What is Methanol | Methanol (1)
The ancient Egyptians used a mixture containing methanol to mummify, they obtained it from pyrolysis of wood. However, pure methanol was first isolated by Robert Boyle in 1661, whom the researcher named the Spirit of box. Because he used boxwood in its preparation and then it became known as Piroxilic Spirit.
In 1834, the French chemists Jean-Baptiste and Eugene Peligot identified its constituent elements. They also introduced the word methylene into organic chemistry, meaning methu meaning wine and hyle meaning wood, then in 1840 The term methyl was derived from it and was used to describe Methyl Alcohol. The name was abbreviated to Methanol in 1892 by the International Conference on the Naming of Chemicals.
In 1923, the German scientist Mattias Pierr, who worked for BASF, came up with a plan to produce methanol from synthetic gas, which contains a mixture of carbon and hydrogen oxides from coal and is also used to synthesize ammonia. In this process, zinc-cream catalyst was used and in harsh process conditions, methanol was produced at high temperature and pressure. Modern production of methanol is now possible with catalysts that can take advantage of lower temperature conditions.
Methanol is a clear white liquid like water that has a mild odor at normal temperatures. Since its discovery in the late seventeenth century, its consumption has been growing so much that now with an annual production of 12 million metric tons, it is ranked 21st among industrial chemical products.
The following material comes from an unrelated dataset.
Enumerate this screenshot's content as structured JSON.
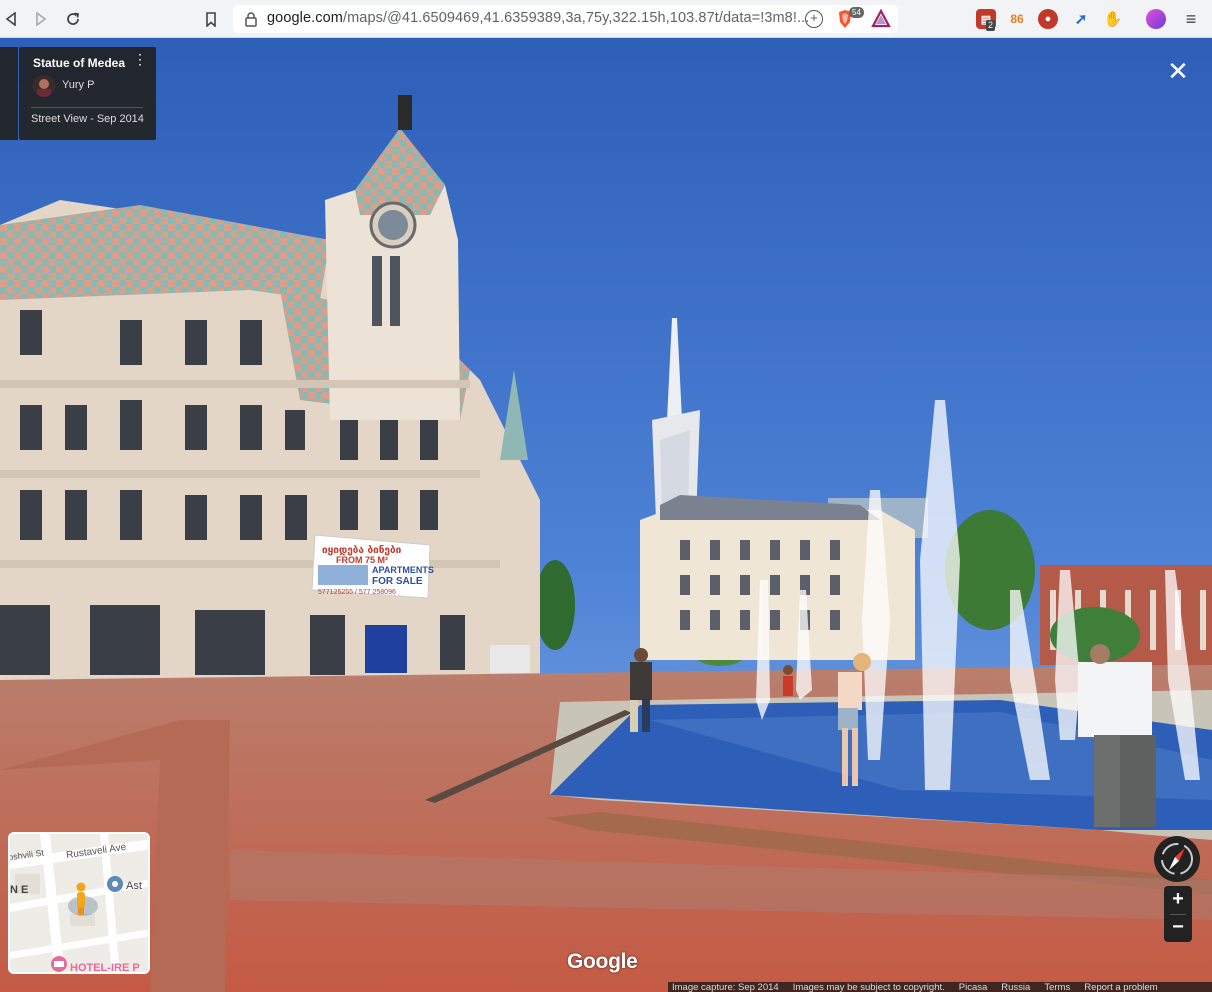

For many years, formaldehyde, the main consumer of methanol, was produced with the consumption of almost half of methanol, but in the future it will be reduced in importance because of new uses such as acetic acid and MTBE (which is used to improve the octane number of gasoline). It is increasing. On the other hand, the use of methanol as a fuel in special circumstances will be significant.
Industrial process of methanol production
The first and oldest major method of methanol production was destructive wood distillation, which was practically practiced from the mid-nineteenth to the early twentieth century and is no longer practiced in the United States. This production method was abandoned in the 1920s with the development of the process of synthesizing methanol from hydrogen and carbon oxides. Methanol was also produced as a non-catalytic oxidation product of hydrocarbons. This process has been abandoned since 1973.
Methanol can also be obtained as a by-product of the Fisher-Tropsch process. The modern production of methanol on an industrial scale is based exclusively on its synthesis from a high-pressure mixture of hydrogen, carbon dioxide and carbon monoxide in the presence of a heterogeneous metal catalyst.
Modern industrial-scale methanol production today is exclusively from a high-pressure mixture of hydrogen gases and carbon oxides on a metal catalyst. The pressure of the synthesized gas depends on the activity of the catalyst used. Today, four types of processes are mainly used in the world to produce methanol, and Figure (1) shows how the use of these processes is distributed.
Fig (1): Methanol production processes (Industrial Process)